Task goal:
Please return every line of the records that contains the word "Informasi".

Stored items:
=== Section Start ===

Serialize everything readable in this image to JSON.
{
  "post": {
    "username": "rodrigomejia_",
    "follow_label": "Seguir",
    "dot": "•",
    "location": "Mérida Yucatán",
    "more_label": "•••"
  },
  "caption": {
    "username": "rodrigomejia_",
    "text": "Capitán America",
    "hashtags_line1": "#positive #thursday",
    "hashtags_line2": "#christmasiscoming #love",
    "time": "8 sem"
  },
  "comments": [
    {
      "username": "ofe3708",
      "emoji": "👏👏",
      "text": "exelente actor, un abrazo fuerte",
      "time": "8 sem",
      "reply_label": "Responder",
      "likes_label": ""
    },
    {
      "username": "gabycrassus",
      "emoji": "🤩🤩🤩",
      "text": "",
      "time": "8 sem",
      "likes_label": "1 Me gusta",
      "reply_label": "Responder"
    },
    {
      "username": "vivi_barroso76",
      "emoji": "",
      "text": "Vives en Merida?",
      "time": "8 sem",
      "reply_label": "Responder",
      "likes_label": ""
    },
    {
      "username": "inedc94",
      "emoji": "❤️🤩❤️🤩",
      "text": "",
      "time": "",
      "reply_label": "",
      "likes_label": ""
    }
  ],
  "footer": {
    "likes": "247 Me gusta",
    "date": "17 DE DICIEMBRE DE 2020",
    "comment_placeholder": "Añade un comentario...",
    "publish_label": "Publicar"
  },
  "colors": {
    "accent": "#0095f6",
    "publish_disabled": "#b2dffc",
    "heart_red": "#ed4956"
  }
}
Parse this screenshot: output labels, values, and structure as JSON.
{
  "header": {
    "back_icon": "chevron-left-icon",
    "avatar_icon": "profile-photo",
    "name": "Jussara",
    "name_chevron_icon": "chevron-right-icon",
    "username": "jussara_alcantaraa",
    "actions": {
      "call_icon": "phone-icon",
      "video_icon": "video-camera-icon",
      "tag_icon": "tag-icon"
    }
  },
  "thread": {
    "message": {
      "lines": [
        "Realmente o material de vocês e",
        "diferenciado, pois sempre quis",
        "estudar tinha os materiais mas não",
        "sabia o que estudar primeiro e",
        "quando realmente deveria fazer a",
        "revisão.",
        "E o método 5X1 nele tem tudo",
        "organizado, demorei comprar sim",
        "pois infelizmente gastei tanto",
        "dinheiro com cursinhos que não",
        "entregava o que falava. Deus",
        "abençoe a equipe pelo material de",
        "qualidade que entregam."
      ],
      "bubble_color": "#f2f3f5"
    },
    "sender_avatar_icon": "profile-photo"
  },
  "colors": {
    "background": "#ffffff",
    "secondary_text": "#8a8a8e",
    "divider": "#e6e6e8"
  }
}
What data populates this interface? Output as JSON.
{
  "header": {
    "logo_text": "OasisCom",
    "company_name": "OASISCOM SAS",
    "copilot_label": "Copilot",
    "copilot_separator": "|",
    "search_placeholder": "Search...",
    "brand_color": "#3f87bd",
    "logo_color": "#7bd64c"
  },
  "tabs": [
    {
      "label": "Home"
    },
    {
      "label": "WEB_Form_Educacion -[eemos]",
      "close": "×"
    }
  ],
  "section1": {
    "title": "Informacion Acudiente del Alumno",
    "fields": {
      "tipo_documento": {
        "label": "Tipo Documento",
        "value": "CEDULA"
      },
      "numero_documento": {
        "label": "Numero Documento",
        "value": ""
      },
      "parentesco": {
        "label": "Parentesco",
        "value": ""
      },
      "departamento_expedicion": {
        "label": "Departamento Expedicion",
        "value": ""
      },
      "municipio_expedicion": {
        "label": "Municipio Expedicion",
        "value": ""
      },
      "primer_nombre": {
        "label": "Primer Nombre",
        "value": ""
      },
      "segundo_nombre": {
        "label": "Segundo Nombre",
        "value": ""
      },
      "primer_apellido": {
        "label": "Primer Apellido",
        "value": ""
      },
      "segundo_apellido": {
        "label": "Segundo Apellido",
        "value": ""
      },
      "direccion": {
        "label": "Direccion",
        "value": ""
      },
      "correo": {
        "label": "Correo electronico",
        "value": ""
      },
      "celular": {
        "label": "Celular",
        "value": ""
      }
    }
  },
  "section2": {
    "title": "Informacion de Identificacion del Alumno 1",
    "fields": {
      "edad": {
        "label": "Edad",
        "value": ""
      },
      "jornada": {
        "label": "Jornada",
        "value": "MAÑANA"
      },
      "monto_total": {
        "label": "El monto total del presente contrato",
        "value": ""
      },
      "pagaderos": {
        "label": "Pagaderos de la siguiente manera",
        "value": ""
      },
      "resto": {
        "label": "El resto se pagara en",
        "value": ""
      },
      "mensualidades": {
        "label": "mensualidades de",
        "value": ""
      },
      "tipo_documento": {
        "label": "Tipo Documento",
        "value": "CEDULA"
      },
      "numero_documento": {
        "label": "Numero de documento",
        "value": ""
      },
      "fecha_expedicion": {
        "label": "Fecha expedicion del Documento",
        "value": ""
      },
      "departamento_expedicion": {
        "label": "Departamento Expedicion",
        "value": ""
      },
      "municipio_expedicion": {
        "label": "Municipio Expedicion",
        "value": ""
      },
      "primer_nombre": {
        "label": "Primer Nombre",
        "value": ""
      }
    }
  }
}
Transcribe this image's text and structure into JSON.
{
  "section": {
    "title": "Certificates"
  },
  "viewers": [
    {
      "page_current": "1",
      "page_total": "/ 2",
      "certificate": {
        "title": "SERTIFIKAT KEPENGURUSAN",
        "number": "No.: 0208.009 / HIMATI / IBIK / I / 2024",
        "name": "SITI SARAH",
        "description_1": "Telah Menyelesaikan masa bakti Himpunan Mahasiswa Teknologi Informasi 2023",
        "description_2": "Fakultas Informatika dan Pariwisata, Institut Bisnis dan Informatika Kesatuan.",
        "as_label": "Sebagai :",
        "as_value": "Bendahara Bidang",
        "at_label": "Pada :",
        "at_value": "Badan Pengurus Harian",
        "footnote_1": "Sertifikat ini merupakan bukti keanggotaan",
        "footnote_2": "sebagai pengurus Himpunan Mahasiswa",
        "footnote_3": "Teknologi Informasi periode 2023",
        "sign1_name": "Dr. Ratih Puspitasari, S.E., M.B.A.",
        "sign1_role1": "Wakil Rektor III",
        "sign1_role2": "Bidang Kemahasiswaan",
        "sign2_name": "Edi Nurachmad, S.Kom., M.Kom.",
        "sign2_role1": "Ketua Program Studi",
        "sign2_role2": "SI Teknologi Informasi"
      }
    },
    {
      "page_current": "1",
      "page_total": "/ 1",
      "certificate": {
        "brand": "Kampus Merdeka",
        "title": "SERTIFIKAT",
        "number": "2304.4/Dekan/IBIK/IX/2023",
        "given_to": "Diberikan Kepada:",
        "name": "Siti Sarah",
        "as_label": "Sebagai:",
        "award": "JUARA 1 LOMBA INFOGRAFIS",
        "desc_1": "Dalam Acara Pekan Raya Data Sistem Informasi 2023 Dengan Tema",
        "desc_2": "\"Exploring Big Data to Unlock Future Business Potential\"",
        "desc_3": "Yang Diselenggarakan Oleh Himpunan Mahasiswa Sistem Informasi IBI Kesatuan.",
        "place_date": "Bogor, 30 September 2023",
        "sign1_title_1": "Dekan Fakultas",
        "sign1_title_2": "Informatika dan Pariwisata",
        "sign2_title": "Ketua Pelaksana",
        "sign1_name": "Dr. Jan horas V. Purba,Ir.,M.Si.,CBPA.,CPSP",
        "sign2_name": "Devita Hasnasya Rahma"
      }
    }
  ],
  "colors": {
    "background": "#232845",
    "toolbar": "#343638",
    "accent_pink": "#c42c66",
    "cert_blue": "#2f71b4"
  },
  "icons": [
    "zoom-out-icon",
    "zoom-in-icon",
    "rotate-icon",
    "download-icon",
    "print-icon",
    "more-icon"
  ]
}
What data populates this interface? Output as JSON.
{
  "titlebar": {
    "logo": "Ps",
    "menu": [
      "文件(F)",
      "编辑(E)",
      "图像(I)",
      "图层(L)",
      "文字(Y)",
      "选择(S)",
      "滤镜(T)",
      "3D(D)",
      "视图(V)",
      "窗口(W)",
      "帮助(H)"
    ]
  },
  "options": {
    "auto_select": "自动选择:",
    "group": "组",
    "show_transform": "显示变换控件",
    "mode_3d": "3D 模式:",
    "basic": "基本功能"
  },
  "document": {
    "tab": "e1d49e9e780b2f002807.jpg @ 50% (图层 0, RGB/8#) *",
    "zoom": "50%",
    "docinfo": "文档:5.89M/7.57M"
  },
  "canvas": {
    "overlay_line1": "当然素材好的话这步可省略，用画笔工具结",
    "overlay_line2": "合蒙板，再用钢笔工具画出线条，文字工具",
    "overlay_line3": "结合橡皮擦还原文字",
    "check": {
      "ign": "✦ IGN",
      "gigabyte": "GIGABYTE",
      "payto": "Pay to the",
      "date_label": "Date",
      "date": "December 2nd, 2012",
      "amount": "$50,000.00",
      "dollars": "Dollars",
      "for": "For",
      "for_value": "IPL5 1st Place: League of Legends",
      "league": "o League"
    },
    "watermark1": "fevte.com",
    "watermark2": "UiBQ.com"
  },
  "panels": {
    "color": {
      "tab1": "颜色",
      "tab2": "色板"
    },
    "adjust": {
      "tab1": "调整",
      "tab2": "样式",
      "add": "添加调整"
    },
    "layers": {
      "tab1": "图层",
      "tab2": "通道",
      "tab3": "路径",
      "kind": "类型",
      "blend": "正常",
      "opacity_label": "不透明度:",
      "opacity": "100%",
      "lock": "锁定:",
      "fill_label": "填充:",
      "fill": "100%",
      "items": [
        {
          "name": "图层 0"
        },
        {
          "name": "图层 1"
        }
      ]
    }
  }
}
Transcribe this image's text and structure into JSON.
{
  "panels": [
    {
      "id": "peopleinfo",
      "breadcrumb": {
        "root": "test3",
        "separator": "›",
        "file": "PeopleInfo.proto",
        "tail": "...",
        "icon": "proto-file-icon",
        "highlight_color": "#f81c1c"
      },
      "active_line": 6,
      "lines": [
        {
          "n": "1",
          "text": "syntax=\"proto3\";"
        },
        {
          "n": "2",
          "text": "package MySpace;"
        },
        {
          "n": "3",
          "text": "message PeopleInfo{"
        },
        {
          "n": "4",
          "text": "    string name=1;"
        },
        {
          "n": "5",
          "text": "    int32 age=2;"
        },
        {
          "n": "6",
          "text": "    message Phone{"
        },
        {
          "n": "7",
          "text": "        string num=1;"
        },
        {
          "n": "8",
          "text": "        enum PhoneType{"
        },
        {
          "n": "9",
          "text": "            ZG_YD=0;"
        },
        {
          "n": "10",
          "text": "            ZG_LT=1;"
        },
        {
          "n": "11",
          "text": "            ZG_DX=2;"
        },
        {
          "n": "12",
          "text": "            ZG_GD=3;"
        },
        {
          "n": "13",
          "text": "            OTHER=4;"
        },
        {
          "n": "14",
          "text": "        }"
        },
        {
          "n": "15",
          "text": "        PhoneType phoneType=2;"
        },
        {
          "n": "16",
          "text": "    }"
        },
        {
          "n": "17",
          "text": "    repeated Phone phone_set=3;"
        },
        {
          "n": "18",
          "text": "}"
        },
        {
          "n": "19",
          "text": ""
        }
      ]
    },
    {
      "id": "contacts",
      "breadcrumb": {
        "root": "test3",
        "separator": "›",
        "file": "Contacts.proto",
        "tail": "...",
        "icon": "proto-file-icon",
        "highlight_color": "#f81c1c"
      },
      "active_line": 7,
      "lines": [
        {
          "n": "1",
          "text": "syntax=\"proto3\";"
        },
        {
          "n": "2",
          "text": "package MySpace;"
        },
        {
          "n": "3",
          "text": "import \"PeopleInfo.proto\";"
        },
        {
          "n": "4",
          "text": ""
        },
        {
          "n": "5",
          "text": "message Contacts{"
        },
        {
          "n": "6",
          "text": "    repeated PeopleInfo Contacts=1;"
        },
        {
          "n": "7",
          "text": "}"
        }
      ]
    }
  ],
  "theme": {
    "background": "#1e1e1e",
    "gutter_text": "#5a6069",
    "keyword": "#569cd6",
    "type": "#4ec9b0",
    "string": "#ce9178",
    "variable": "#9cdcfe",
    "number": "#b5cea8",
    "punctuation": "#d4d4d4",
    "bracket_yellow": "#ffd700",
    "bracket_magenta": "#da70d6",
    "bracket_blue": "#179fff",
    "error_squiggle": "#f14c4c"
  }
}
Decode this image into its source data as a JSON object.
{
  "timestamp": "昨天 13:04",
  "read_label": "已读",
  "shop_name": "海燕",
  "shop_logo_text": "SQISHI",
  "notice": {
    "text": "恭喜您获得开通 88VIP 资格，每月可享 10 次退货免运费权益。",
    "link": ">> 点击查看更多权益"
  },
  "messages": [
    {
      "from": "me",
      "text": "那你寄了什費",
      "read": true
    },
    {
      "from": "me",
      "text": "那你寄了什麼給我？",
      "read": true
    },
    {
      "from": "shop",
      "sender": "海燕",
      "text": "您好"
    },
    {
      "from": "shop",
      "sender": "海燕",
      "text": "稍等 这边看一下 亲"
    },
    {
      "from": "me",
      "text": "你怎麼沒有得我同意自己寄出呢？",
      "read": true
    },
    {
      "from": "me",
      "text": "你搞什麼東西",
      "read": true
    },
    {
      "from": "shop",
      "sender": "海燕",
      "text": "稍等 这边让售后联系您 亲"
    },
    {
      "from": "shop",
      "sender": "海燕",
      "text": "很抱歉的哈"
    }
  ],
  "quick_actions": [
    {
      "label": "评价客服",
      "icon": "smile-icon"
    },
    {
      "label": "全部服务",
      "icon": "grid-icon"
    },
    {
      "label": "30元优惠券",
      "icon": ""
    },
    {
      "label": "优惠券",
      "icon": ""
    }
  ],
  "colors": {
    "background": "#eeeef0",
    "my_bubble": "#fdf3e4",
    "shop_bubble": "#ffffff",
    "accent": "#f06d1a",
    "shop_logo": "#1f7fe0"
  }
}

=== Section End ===

Solution for this exercise:
        "description_1": "Telah Menyelesaikan masa bakti Himpunan Mahasiswa Teknologi Informasi 2023",
        "footnote_3": "Teknologi Informasi periode 2023",
        "sign2_role2": "SI Teknologi Informasi"
        "desc_1": "Dalam Acara Pekan Raya Data Sistem Informasi 2023 Dengan Tema",
        "desc_3": "Yang Diselenggarakan Oleh Himpunan Mahasiswa Sistem Informasi IBI Kesatuan.",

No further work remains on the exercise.